Defendants' interpretation is also the only interpretation that makes sense in the context of the entire agreement. Coyne argues that the Sterling Supplemental Plan was intended to provide benefits to executives who left Sterling and moved to Kodak. The Sterling Supplemental Plan, however, states that it "is intended to provide benefits ... to ... employees of the Employer," and "Employer" is defined as Sterling, not Sterling and/or Kodak. (Sterling Supplemental Plan, Introduction.) In addition, the Sterling Supplemental Plan states that it will not begin to pay top hat benefits until a Participant's qualified benefits are "reduced as a result of the Section 401(a)(17) Limitation and/or the Section 415 Limitation as a result of the Participant's employment by the Employer." (Id. art. III.) Once again the plan mentions only "the Employer," defined as Sterling, and fails to address the possibility of an employee's transfer from Sterling to Kodak. Top hat benefits will not be paid, therefore, unless the employee's salary at Sterling rises above the Internal Revenue Code's limitation for pension benefits.

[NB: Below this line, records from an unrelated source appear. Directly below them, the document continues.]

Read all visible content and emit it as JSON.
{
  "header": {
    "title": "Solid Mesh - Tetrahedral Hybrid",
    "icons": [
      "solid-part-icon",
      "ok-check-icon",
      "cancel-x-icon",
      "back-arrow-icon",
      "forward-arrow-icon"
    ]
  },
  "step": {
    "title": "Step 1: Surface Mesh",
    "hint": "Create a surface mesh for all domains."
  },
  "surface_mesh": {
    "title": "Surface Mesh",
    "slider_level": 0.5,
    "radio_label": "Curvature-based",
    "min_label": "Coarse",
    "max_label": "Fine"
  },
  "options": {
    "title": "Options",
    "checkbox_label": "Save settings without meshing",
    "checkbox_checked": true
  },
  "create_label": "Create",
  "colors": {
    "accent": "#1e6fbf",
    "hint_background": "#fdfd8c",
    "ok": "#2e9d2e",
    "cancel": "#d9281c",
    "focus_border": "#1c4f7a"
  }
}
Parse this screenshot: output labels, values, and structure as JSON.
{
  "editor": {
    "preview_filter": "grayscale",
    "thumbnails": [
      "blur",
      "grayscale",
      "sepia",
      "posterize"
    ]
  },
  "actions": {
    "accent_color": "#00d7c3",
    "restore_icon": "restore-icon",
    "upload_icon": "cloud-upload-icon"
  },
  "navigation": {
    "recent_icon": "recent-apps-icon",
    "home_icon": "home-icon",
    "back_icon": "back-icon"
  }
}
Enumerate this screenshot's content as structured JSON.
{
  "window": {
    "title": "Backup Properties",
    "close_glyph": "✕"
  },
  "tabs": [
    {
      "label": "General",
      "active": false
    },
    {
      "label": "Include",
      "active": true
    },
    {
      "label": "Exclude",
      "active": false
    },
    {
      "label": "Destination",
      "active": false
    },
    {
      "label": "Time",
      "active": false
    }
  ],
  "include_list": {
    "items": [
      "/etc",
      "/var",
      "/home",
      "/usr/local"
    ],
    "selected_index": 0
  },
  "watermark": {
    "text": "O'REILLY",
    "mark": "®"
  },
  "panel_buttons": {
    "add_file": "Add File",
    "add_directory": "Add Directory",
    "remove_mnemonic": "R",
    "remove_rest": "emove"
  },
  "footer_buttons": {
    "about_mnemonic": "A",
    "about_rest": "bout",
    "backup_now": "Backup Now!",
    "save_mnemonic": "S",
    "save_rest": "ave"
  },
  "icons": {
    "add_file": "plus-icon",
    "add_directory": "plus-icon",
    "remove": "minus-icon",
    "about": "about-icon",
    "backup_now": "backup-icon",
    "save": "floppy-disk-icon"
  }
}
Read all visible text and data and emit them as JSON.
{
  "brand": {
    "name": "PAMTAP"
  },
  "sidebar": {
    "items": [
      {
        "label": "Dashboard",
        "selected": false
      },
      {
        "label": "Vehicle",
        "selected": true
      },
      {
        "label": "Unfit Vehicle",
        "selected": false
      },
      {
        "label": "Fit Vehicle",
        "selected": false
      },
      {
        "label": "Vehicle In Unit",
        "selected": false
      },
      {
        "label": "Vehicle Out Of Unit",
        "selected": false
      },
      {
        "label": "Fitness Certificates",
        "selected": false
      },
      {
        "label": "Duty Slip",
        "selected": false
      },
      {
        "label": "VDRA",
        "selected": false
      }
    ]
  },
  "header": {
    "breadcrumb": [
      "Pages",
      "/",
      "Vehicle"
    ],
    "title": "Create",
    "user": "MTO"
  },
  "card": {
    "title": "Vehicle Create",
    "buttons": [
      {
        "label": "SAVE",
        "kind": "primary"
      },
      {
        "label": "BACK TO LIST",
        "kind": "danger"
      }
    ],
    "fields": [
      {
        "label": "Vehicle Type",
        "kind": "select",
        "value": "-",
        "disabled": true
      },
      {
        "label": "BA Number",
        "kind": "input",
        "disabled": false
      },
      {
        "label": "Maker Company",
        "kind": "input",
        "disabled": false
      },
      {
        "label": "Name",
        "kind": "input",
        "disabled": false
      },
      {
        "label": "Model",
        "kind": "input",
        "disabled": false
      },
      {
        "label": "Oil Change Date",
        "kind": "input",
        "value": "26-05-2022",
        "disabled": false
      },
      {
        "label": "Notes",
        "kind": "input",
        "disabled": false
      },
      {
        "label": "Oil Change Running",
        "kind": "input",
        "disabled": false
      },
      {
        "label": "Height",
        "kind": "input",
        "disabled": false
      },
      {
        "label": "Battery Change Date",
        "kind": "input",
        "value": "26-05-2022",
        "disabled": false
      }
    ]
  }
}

Finally, the plan language at issue does not support multiple meanings when viewed objectively by a reasonably intelligent person. Fay, 287 F.3d at 104; Perreca, 295 F.3d at 224. Even if Coyne's interpretation fell within the realm of possible readings of the plan, his reading would not create ambiguity because it is not a reasonable interpretation. Coyne left Sterling in 1994 and moved to a company that was no longer affiliated with Sterling. Coyne worked for Kodak for almost ten years, then retired and began to receive pension benefits under Kodak's top hat plan because his salary at Kodak rose above the § 401(a)(17) limitation. Coyne now presses for additional top hat benefits under Sterling's plan, arguing that Sterling's obligation to pay these benefits was triggered by the high salary he attained at an entirely different company. Coyne's argument is not reasonable.
For the foregoing reasons, Defendants' motion for summary judgment is granted and the complaint is dismissed. The clerk is directed to close this case.
MIRIAM GOLDMAN CEDARBAUM United States District Judge